As Cytomics in conjunction with systems biology finds some traction in analyzing cells and cell populations systematically, the next step envisions to extend these concepts for the investigation of relationship of cells in tissue constructs and in organ systems, both through comprehensive analysis and modeling. Some observations carried out in the past have taught us interesting lessons.
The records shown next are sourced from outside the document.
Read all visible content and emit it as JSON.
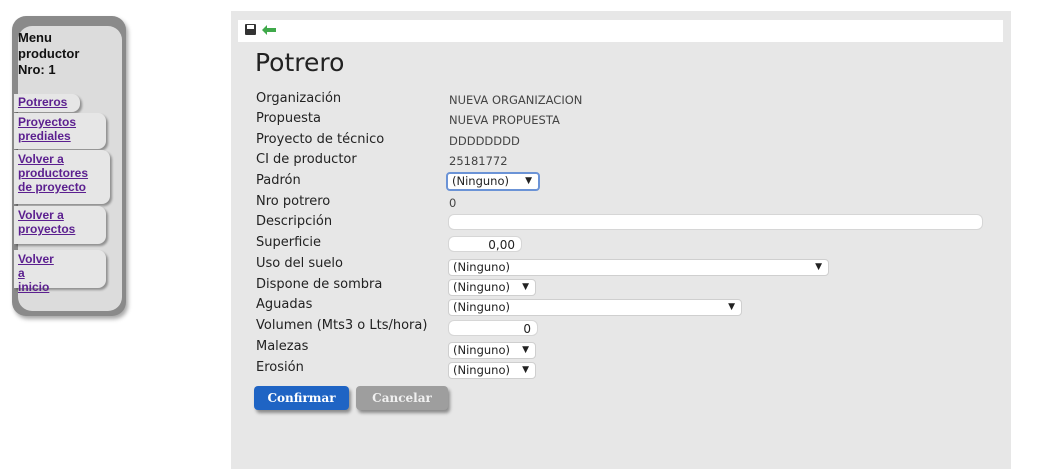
{
  "menu": {
    "title_line1": "Menu",
    "title_line2": "productor",
    "title_line3": "Nro: 1",
    "items": [
      {
        "line1": "Potreros",
        "line2": "",
        "line3": ""
      },
      {
        "line1": "Proyectos",
        "line2": "prediales",
        "line3": ""
      },
      {
        "line1": "Volver a",
        "line2": "productores",
        "line3": "de proyecto"
      },
      {
        "line1": "Volver a",
        "line2": "proyectos",
        "line3": ""
      },
      {
        "line1": "Volver a",
        "line2": "inicio",
        "line3": ""
      }
    ]
  },
  "toolbar": {
    "icons": [
      "save-icon",
      "back-arrow-icon"
    ]
  },
  "page": {
    "title": "Potrero"
  },
  "form": {
    "organizacion": {
      "label": "Organización",
      "value": "NUEVA ORGANIZACION"
    },
    "propuesta": {
      "label": "Propuesta",
      "value": "NUEVA PROPUESTA"
    },
    "proyecto_tecnico": {
      "label": "Proyecto de técnico",
      "value": "DDDDDDDD"
    },
    "ci_productor": {
      "label": "CI de productor",
      "value": "25181772"
    },
    "padron": {
      "label": "Padrón",
      "value": "(Ninguno)"
    },
    "nro_potrero": {
      "label": "Nro potrero",
      "value": "0"
    },
    "descripcion": {
      "label": "Descripción",
      "value": ""
    },
    "superficie": {
      "label": "Superficie",
      "value": "0,00"
    },
    "uso_suelo": {
      "label": "Uso del suelo",
      "value": "(Ninguno)"
    },
    "sombra": {
      "label": "Dispone de sombra",
      "value": "(Ninguno)"
    },
    "aguadas": {
      "label": "Aguadas",
      "value": "(Ninguno)"
    },
    "volumen": {
      "label": "Volumen (Mts3 o Lts/hora)",
      "value": "0"
    },
    "malezas": {
      "label": "Malezas",
      "value": "(Ninguno)"
    },
    "erosion": {
      "label": "Erosión",
      "value": "(Ninguno)"
    }
  },
  "buttons": {
    "confirm": "Confirmar",
    "cancel": "Cancelar"
  },
  "colors": {
    "confirm": "#1f64c4",
    "cancel": "#9e9e9e",
    "link": "#5b1f8f",
    "panel": "#e7e7e7"
  }
}
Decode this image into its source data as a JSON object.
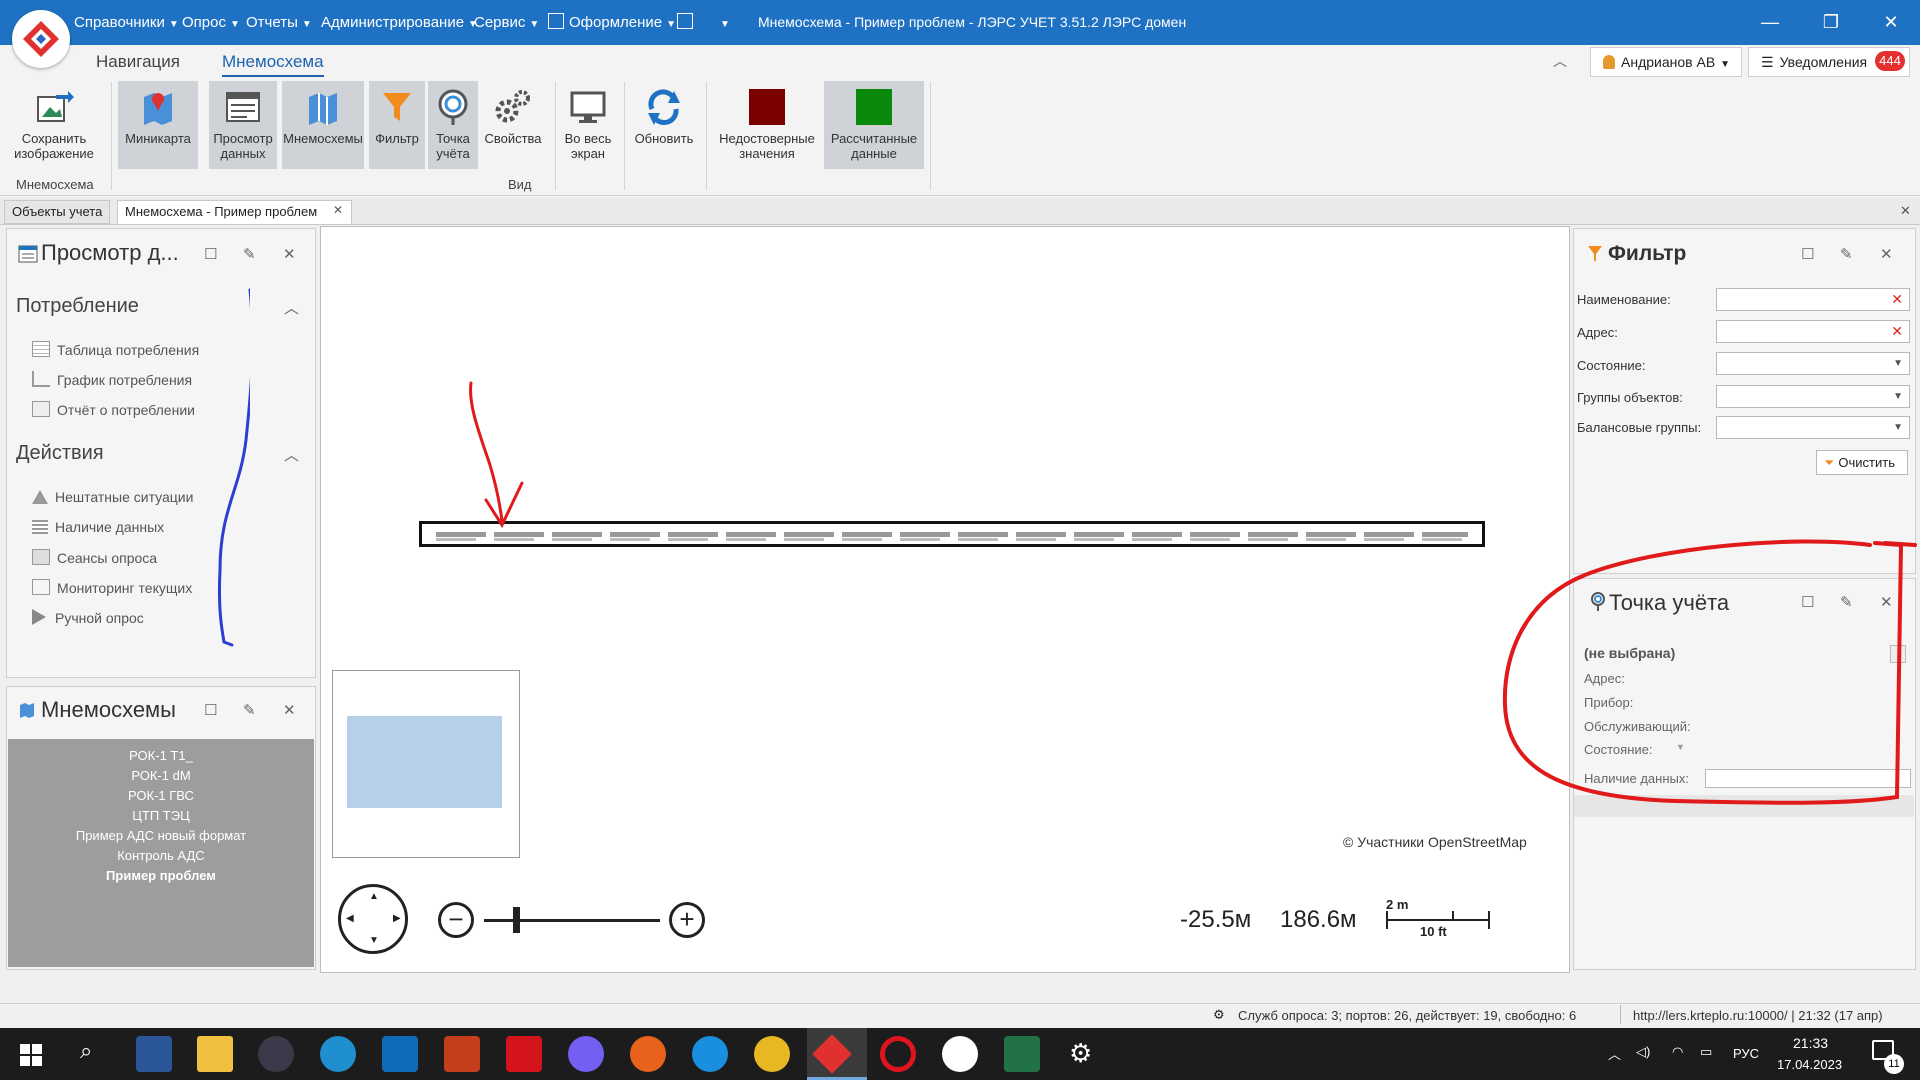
{
  "app": {
    "menu": [
      "Справочники",
      "Опрос",
      "Отчеты",
      "Администрирование",
      "Сервис",
      "Оформление"
    ],
    "window_title": "Мнемосхема - Пример проблем - ЛЭРС УЧЕТ 3.51.2 ЛЭРС домен"
  },
  "ribbon": {
    "tabs": [
      "Навигация",
      "Мнемосхема"
    ],
    "user": "Андрианов АВ",
    "notifications_label": "Уведомления",
    "notifications_count": "444",
    "buttons": {
      "save_image": [
        "Сохранить",
        "изображение"
      ],
      "minimap": [
        "Миникарта"
      ],
      "view_data": [
        "Просмотр",
        "данных"
      ],
      "mnemos": [
        "Мнемосхемы"
      ],
      "filter": [
        "Фильтр"
      ],
      "point": [
        "Точка",
        "учёта"
      ],
      "props": [
        "Свойства"
      ],
      "fullscreen": [
        "Во весь",
        "экран"
      ],
      "refresh": [
        "Обновить"
      ],
      "invalid": [
        "Недостоверные",
        "значения"
      ],
      "calculated": [
        "Рассчитанные",
        "данные"
      ]
    },
    "groups": [
      "Мнемосхема",
      "Вид"
    ],
    "colors": {
      "invalid": "#7a0000",
      "calculated": "#0a8a0a"
    }
  },
  "doc_tabs": [
    "Объекты учета",
    "Мнемосхема - Пример проблем"
  ],
  "left_panel": {
    "title": "Просмотр д...",
    "sections": [
      {
        "title": "Потребление",
        "items": [
          "Таблица потребления",
          "График потребления",
          "Отчёт о потреблении"
        ]
      },
      {
        "title": "Действия",
        "items": [
          "Нештатные ситуации",
          "Наличие данных",
          "Сеансы опроса",
          "Мониторинг текущих",
          "Ручной опрос"
        ]
      }
    ]
  },
  "mnemos_panel": {
    "title": "Мнемосхемы",
    "items": [
      "РОК-1 Т1_",
      "РОК-1 dM",
      "РОК-1 ГВС",
      "ЦТП ТЭЦ",
      "Пример АДС новый формат",
      "Контроль АДС",
      "Пример проблем"
    ]
  },
  "map": {
    "attribution": "© Участники OpenStreetMap",
    "coord_x": "-25.5м",
    "coord_y": "186.6м",
    "scale_metric": "2 m",
    "scale_imperial": "10 ft",
    "zoom_level": 0.18
  },
  "filter_panel": {
    "title": "Фильтр",
    "labels": [
      "Наименование:",
      "Адрес:",
      "Состояние:",
      "Группы объектов:",
      "Балансовые группы:"
    ],
    "clear_button": "Очистить"
  },
  "point_panel": {
    "title": "Точка учёта",
    "selected": "(не выбрана)",
    "labels": [
      "Адрес:",
      "Прибор:",
      "Обслуживающий:",
      "Состояние:",
      "Наличие данных:"
    ]
  },
  "status": {
    "poll": "Служб опроса: 3; портов: 26, действует: 19, свободно: 6",
    "server": "http://lers.krteplo.ru:10000/ | 21:32 (17 апр)"
  },
  "taskbar": {
    "lang": "РУС",
    "time": "21:33",
    "date": "17.04.2023",
    "notif_count": "11"
  }
}
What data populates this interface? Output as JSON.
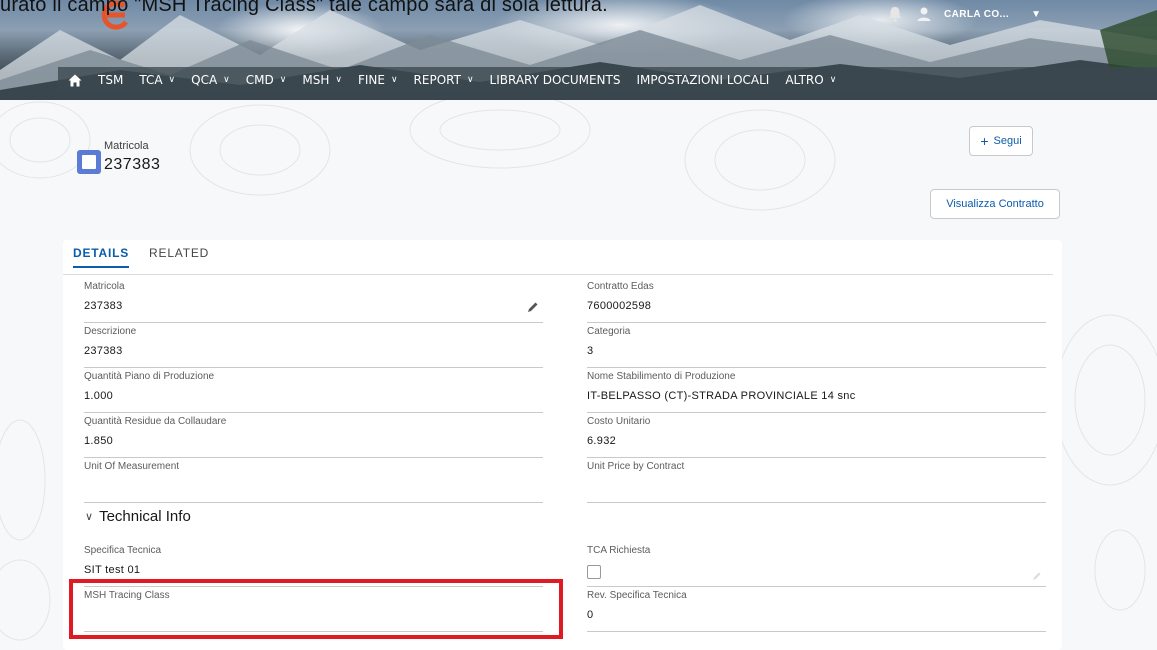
{
  "caption": "urato il campo \"MSH Tracing Class\" tale campo sarà di sola lettura.",
  "header": {
    "user_name": "CARLA CO...",
    "icons": [
      "app-logo",
      "bell-icon",
      "user-avatar-icon",
      "chevron-down-icon"
    ]
  },
  "nav": {
    "items": [
      {
        "label": "TSM",
        "chevron": false
      },
      {
        "label": "TCA",
        "chevron": true
      },
      {
        "label": "QCA",
        "chevron": true
      },
      {
        "label": "CMD",
        "chevron": true
      },
      {
        "label": "MSH",
        "chevron": true
      },
      {
        "label": "FINE",
        "chevron": true
      },
      {
        "label": "REPORT",
        "chevron": true
      },
      {
        "label": "LIBRARY DOCUMENTS",
        "chevron": false
      },
      {
        "label": "IMPOSTAZIONI LOCALI",
        "chevron": false
      },
      {
        "label": "ALTRO",
        "chevron": true
      }
    ],
    "chevron_glyph": "∨"
  },
  "record": {
    "type": "Matricola",
    "name": "237383",
    "follow_label": "Segui",
    "contract_button": "Visualizza Contratto"
  },
  "tabs": {
    "details": "DETAILS",
    "related": "RELATED"
  },
  "fields": {
    "matricola": {
      "label": "Matricola",
      "value": "237383"
    },
    "contratto_edas": {
      "label": "Contratto Edas",
      "value": "7600002598"
    },
    "descrizione": {
      "label": "Descrizione",
      "value": "237383"
    },
    "categoria": {
      "label": "Categoria",
      "value": "3"
    },
    "quantita_piano": {
      "label": "Quantità Piano di Produzione",
      "value": "1.000"
    },
    "nome_stabilimento": {
      "label": "Nome Stabilimento di Produzione",
      "value": "IT-BELPASSO (CT)-STRADA PROVINCIALE 14 snc"
    },
    "quantita_residue": {
      "label": "Quantità Residue da Collaudare",
      "value": "1.850"
    },
    "costo_unitario": {
      "label": "Costo Unitario",
      "value": "6.932"
    },
    "unit_of_measurement": {
      "label": "Unit Of Measurement",
      "value": ""
    },
    "unit_price_contract": {
      "label": "Unit Price by Contract",
      "value": ""
    }
  },
  "technical_info": {
    "section_title": "Technical Info",
    "specifica_tecnica": {
      "label": "Specifica Tecnica",
      "value": "SIT test 01"
    },
    "tca_richiesta": {
      "label": "TCA Richiesta",
      "checked": false
    },
    "msh_tracing_class": {
      "label": "MSH Tracing Class",
      "value": ""
    },
    "rev_specifica_tecnica": {
      "label": "Rev. Specifica Tecnica",
      "value": "0"
    }
  },
  "colors": {
    "highlight": "#e01a22",
    "accent": "#0b5cab",
    "record_icon": "#5b7bd5"
  }
}
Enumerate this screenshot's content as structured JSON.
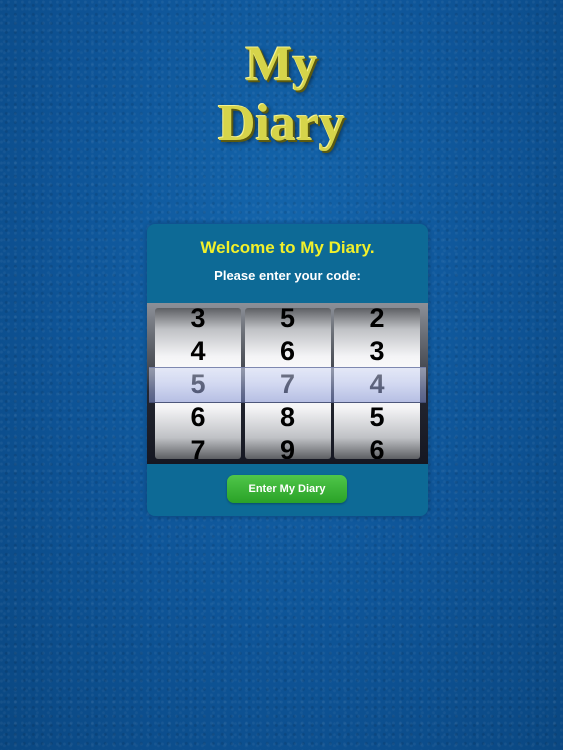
{
  "app": {
    "title_line1": "My",
    "title_line2": "Diary"
  },
  "login": {
    "welcome": "Welcome to My Diary.",
    "prompt": "Please enter your code:",
    "wheels": [
      {
        "digits": [
          "3",
          "4",
          "5",
          "6",
          "7"
        ],
        "selected": "5"
      },
      {
        "digits": [
          "5",
          "6",
          "7",
          "8",
          "9"
        ],
        "selected": "7"
      },
      {
        "digits": [
          "2",
          "3",
          "4",
          "5",
          "6"
        ],
        "selected": "4"
      }
    ],
    "enter_button": "Enter My Diary"
  },
  "colors": {
    "background": "#0e5497",
    "title": "#d6d44a",
    "welcome_text": "#f1f02b",
    "panel": "#0d6a96",
    "button": "#2aa227"
  }
}
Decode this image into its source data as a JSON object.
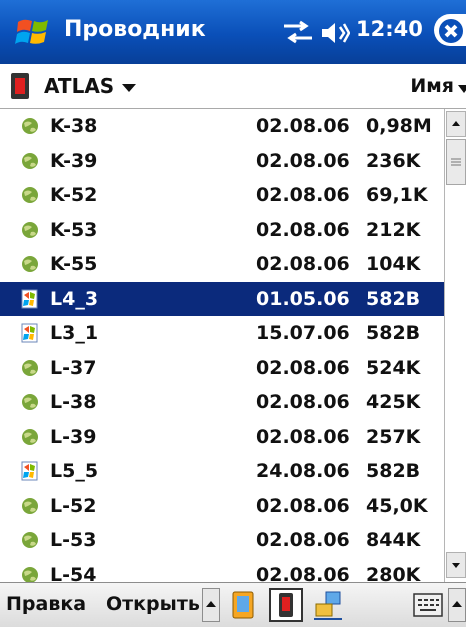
{
  "titlebar": {
    "app_title": "Проводник",
    "clock": "12:40",
    "start_icon": "windows-flag-icon",
    "connectivity_icon": "connectivity-arrows-icon",
    "volume_icon": "speaker-icon",
    "close_icon": "close-icon"
  },
  "folderbar": {
    "folder_name": "ATLAS",
    "sort_label": "Имя"
  },
  "files": [
    {
      "name": "K-38",
      "date": "02.08.06",
      "size": "0,98M",
      "icon": "map-file-icon",
      "selected": false
    },
    {
      "name": "K-39",
      "date": "02.08.06",
      "size": "236K",
      "icon": "map-file-icon",
      "selected": false
    },
    {
      "name": "K-52",
      "date": "02.08.06",
      "size": "69,1K",
      "icon": "map-file-icon",
      "selected": false
    },
    {
      "name": "K-53",
      "date": "02.08.06",
      "size": "212K",
      "icon": "map-file-icon",
      "selected": false
    },
    {
      "name": "K-55",
      "date": "02.08.06",
      "size": "104K",
      "icon": "map-file-icon",
      "selected": false
    },
    {
      "name": "L4_3",
      "date": "01.05.06",
      "size": "582B",
      "icon": "shortcut-file-icon",
      "selected": true
    },
    {
      "name": "L3_1",
      "date": "15.07.06",
      "size": "582B",
      "icon": "shortcut-file-icon",
      "selected": false
    },
    {
      "name": "L-37",
      "date": "02.08.06",
      "size": "524K",
      "icon": "map-file-icon",
      "selected": false
    },
    {
      "name": "L-38",
      "date": "02.08.06",
      "size": "425K",
      "icon": "map-file-icon",
      "selected": false
    },
    {
      "name": "L-39",
      "date": "02.08.06",
      "size": "257K",
      "icon": "map-file-icon",
      "selected": false
    },
    {
      "name": "L5_5",
      "date": "24.08.06",
      "size": "582B",
      "icon": "shortcut-file-icon",
      "selected": false
    },
    {
      "name": "L-52",
      "date": "02.08.06",
      "size": "45,0K",
      "icon": "map-file-icon",
      "selected": false
    },
    {
      "name": "L-53",
      "date": "02.08.06",
      "size": "844K",
      "icon": "map-file-icon",
      "selected": false
    },
    {
      "name": "L-54",
      "date": "02.08.06",
      "size": "280K",
      "icon": "map-file-icon",
      "selected": false
    }
  ],
  "menubar": {
    "edit_label": "Правка",
    "open_label": "Открыть"
  },
  "colors": {
    "titlebar_blue": "#0a4fb8",
    "selection": "#0b2a7c"
  }
}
Mina Bissell, LBNL, Berkeley, has noted that the structure of the tissue is dominant over the genome, and that a new paradigm for studying regulation of epithelial-specific genes in cancers is needed (10). Likewise, correlative multi-omics data analysis stratifying individual responses (11) and multiscale computer models that consider cellular heterogeneity in tissues will allow us to investigate metabolic diseases, immunity and aging, attempting to integrate available molecular, cellular, and physiological data (12).

SHARING CYTOMICS DATA

  1. Top of page
  2. CONVERGENCE OF SYSTEMS BIOLOGY AND CYTOMICS
  3. SPACE IN SYSTEMS BIOLOGY
  4. SHARING CYTOMICS DATA
  5. LITERATURE CITED

A particular challenge arising out of Cytomics is the need to store and share the information over the web, which in its core will be image-based. Microscopic databases so far have shown little acceptance; it's not the lack of technology, rather missing incentives or convincing arguments on their usefulness. Feasibility has long been demonstrated in pharma companies and radiology departments that entertain organization-wide image data warehouses. Cytomics will change this situation down the road, because more systematic, standardized, and collaborative projects will be defined that bring along scientific value to publicize, share, and standardize the representations resulting out of cell-based phenotyping projects. The location proteomics database currently under development by the Murphy group at Carnegie Mellon, Pittsburgh, is the first example of this kind (see http://murphylab.web.cmu.edu/services/PLSID). It is most likely that such image databases will be available soon for concurrent use with genomics and proteomics databases.

In conclusion, Cytomics has entered an interesting mutual relationship with systems biology that propels multiscale, systematic approaches. This venue will require close cooperation between experimentalists, imaging specialists, as well as modeling engineers and theoretical biologists to study biological complexity integratively.

LITERATURE CITED

  1. Top of page
  2. CONVERGENCE OF SYSTEMS BIOLOGY AND CYTOMICS
  3. SPACE IN SYSTEMS BIOLOGY
  4. SHARING CYTOMICS DATA
  5. LITERATURE CITED